Here's the e-mail I sent to multiple researchers and some of the responses I've gotten. I'll add the research to the links page.
My name is Amy Replogle and my daughter, Makenna, has Horizontal Gaze Palsy with Progressive Scoliosis. HGPPS is a relatively rare genetic disorder. Makenna diagnosis has been made by genetic confirmation testing through a research study at Children's Hospital of Boston with Dr. Elizabeth Engle. Dr. Joanna Jen at UCLA has also been instrumental in diagnosing Makenna.
I am writing to you today with a particular interest in determining if you know of any current research studies looking at the possible connection between the vestibular system and scoliosis. I know there have been numerous research studies on the topic related to AIS, but I wondered if anyone had looked at Infantile Scoliosis or, more importantly, kids with HGPPS. Because it is so rare, I am not sure what you may know about it, so forgive me if I offer too much information. In summary, HGPPS patients are ipsilaterally wired. The somatosensory and corticospinal tracts do not cross in the hindbrain. Amazingly enough, the only complications are a lack of lateral gaze and progressive scoliosis. The more I understand about the makeup of my daughter, the more amazed I am. And the more convinced I am that she (and other children like her) can offer a great deal of insight into the cause of idiopathic scoliosis.
I was hoping you might be able to offer suggestions of individuals or institutions I should contact. You can read Makenna's story at www.sosmakenna.com and see my personal (layman's) theory about the impact of a possible vestibular and proprioceptive dysfunction on the progression of scoliosis...
Thank you for taking the time to answer this e-mail!
Hi Ms. Replogle
Thank you for your email, which is very timely. We are very interested in the genetic relationship between HGPPS/the vestibular system/other forms of scoliosis. I am attaching our latest study that seems to point to genes involved in this system in idiopathic forms of scoliosis. This in turn has caused us to ask whether all scoliosis patients should have some form of neurophys testing and/or high resolution MRI to image the corticospinal tracts. However we have not reached the stage of formulating an actual protocol. As for other vestibular studies, I have attached a couple of papers that I hope are interesting. I'm very interested to hear more of your ideas!
I hope your daughter is well and I will definitely check out her website.
Very best regards
Our results have revealed that adolescent idiopathic scoliosis patients with severe curvature have sensorimotor integration impairment. However, we have not tested HGPPS patients therefore I cannot confirm that your daughter has sensorimotor integration impairment or vestibulomotor dysfunction. We are carrying a research project that aims to determine if there is a link between scoliosis, vestibulomotor alteration and genetic in patients with mild, severe or family history (the mother or sister has a scoliosis).
We could try to recruit HGPPS patients to help you better understand the mechanisms related to the development of a scoliosis. I will try to find the time to write down a grant proposal to be able to test some patients. If we ever succeed, I will contact you. The results, however, will not be available soon as research is a long process but I will give it a try for sure!
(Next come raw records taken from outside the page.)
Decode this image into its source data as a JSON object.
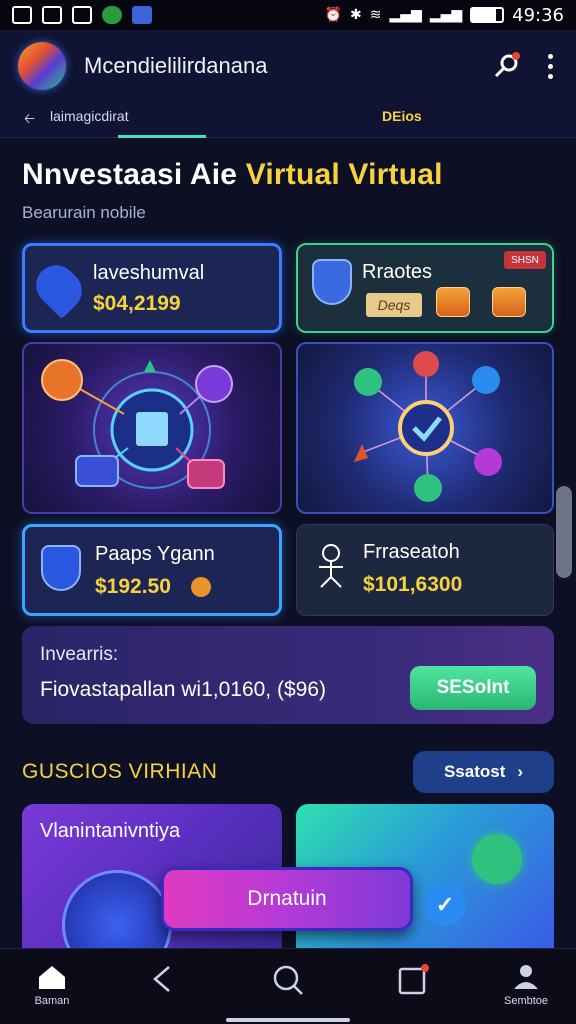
{
  "status_bar": {
    "time": "49:36"
  },
  "header": {
    "app_title": "Mcendielilirdanana"
  },
  "tabs": [
    {
      "label": "laimagicdirat"
    },
    {
      "label": "DEios"
    }
  ],
  "main": {
    "title_prefix": "Nnvestaasi Aie",
    "title_highlight": "Virtual Virtual",
    "subtitle": "Bearurain nobile"
  },
  "cards": {
    "investment": {
      "title": "laveshumval",
      "value": "$04,2199"
    },
    "rates": {
      "title": "Rraotes",
      "tag": "SHSN",
      "pill": "Deqs"
    },
    "payments": {
      "title": "Paaps Ygann",
      "value": "$192.50"
    },
    "transaction": {
      "title": "Frraseatoh",
      "value": "$101,6300"
    }
  },
  "banner": {
    "label": "Invearris:",
    "text": "Fiovastapallan wi1,0160, ($96)",
    "button": "SESolnt"
  },
  "section": {
    "title": "GUSCIOS VIRHIAN",
    "button": "Ssatost"
  },
  "promo": {
    "card_title": "Vlanintanivntiya",
    "float_button": "Drnatuin"
  },
  "nav": [
    {
      "label": "Baman",
      "icon": "home-icon"
    },
    {
      "label": "",
      "icon": "back-icon"
    },
    {
      "label": "",
      "icon": "search-icon"
    },
    {
      "label": "",
      "icon": "square-icon"
    },
    {
      "label": "Sembtoe",
      "icon": "profile-icon"
    }
  ],
  "colors": {
    "accent": "#f6d33d",
    "green": "#2ec27e",
    "blue": "#3a7bff"
  }
}
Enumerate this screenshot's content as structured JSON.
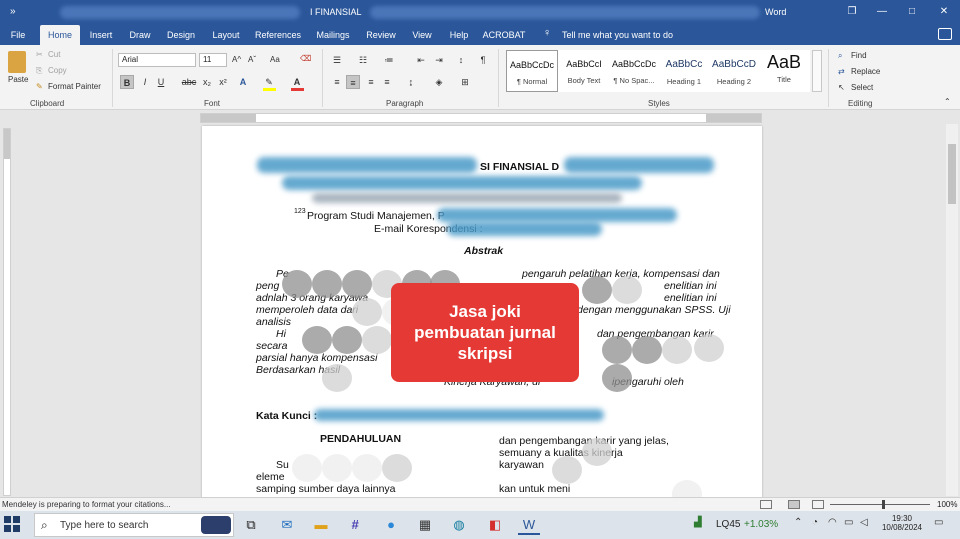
{
  "titlebar": {
    "qat_symbol": "»",
    "doc_title": "I FINANSIAL",
    "app_name": "Word",
    "restore_symbol": "❐",
    "minimize_symbol": "—",
    "maximize_symbol": "□",
    "close_symbol": "✕"
  },
  "tabs": [
    "File",
    "Home",
    "Insert",
    "Draw",
    "Design",
    "Layout",
    "References",
    "Mailings",
    "Review",
    "View",
    "Help",
    "ACROBAT"
  ],
  "active_tab": "Home",
  "tell_me": "Tell me what you want to do",
  "clipboard": {
    "paste": "Paste",
    "cut": "Cut",
    "copy": "Copy",
    "format_painter": "Format Painter",
    "label": "Clipboard"
  },
  "font": {
    "name": "Arial",
    "size": "11",
    "label": "Font",
    "grow": "A^",
    "shrink": "Aˇ",
    "case": "Aa",
    "bold": "B",
    "italic": "I",
    "underline": "U",
    "strike": "abc",
    "sub": "x₂",
    "sup": "x²"
  },
  "paragraph": {
    "label": "Paragraph",
    "pilcrow": "¶"
  },
  "styles": {
    "label": "Styles",
    "items": [
      {
        "preview": "AaBbCcDc",
        "name": "¶ Normal"
      },
      {
        "preview": "AaBbCcI",
        "name": "Body Text"
      },
      {
        "preview": "AaBbCcDc",
        "name": "¶ No Spac..."
      },
      {
        "preview": "AaBbCc",
        "name": "Heading 1"
      },
      {
        "preview": "AaBbCcD",
        "name": "Heading 2"
      },
      {
        "preview": "AaB",
        "name": "Title"
      }
    ]
  },
  "editing": {
    "find": "Find",
    "replace": "Replace",
    "select": "Select",
    "label": "Editing"
  },
  "document": {
    "heading_fragment": "SI FINANSIAL D",
    "affiliation": "Program Studi Manajemen, P",
    "affiliation_sup": "123",
    "email": "E-mail Korespondensi :",
    "abstract_title": "Abstrak",
    "abstract_lines": [
      "pengaruh pelatihan kerja, kompensasi dan",
      "peng",
      "adnlah 3 orang karyawa",
      "memperoleh data dari",
      "analisis"
    ],
    "abstract_right_fragments": [
      "enelitian ini",
      "enelitian ini",
      "dengan menggunakan SPSS. Uji",
      "dan pengembangan karir",
      "ipengaruhi oleh"
    ],
    "abstract_left_fragments": [
      "Pe",
      "secara",
      "parsial hanya kompensasi",
      "Berdasarkan hasil",
      "Hi"
    ],
    "abstract_kinerja": "Kinerja Karyawan, di",
    "keywords_label": "Kata Kunci :",
    "section_heading": "PENDAHULUAN",
    "right_col": [
      "dan pengembangan karir yang jelas,",
      "semuany        a kualitas kinerja",
      "karyawan",
      "kan untuk meni"
    ],
    "left_col": [
      "Su",
      "eleme",
      "samping sumber daya lainnya"
    ]
  },
  "overlay": {
    "line1": "Jasa joki",
    "line2": "pembuatan jurnal",
    "line3": "skripsi"
  },
  "status": {
    "message": "Mendeley is preparing to format your citations...",
    "zoom": "100%"
  },
  "taskbar": {
    "search_placeholder": "Type here to search",
    "stock_name": "LQ45",
    "stock_change": "+1.03%",
    "time": "19:30",
    "date": "10/08/2024"
  }
}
Dear Mrs Replogle,
Sorry for the delay in responding. There is a lot of information in your
email. I don't know if I will be able to answer even part of it.
First, I am not a medical doctor but a research scientist who uses an
animal model to study vestibular signal processing. And that is how we
got into this story since we saw that larval frogs do not compensate the
loss of one labyrinth but after metamorphosis develop a scoliotic
deformation. We know now that under these experimental circumstances
part of the vestibular nuclei are lost and descending spinal projections
degenerate. In our case we could convincingly show that the vestibular
deficit is not the consequence but the cause of the scoliosis.
So, the major effect is an asymmetry of signals that are mediated to the
spinal cord, which cause an asymmetric activity of the motoneurons and
hence an asymmetric pull of the muscles an thus on the skeletal elements
that is permanent.
The initial asymmetry in our case is caused by the vestibular deficit,
however it is conceivable that all asymmetries from different brain
areas that are mediated to spinal motoneurons can have the same effect.
This means that bilateral small differences in activity can be
manifested at the end.
The delayed onset of the scoliosis might be related to the increased
body growth and since girls are much more affected than boys might point
to the involvement of different hormones.
Links to some of the research that was suggested can be found on the links page~ in case you're up for a little light reading :)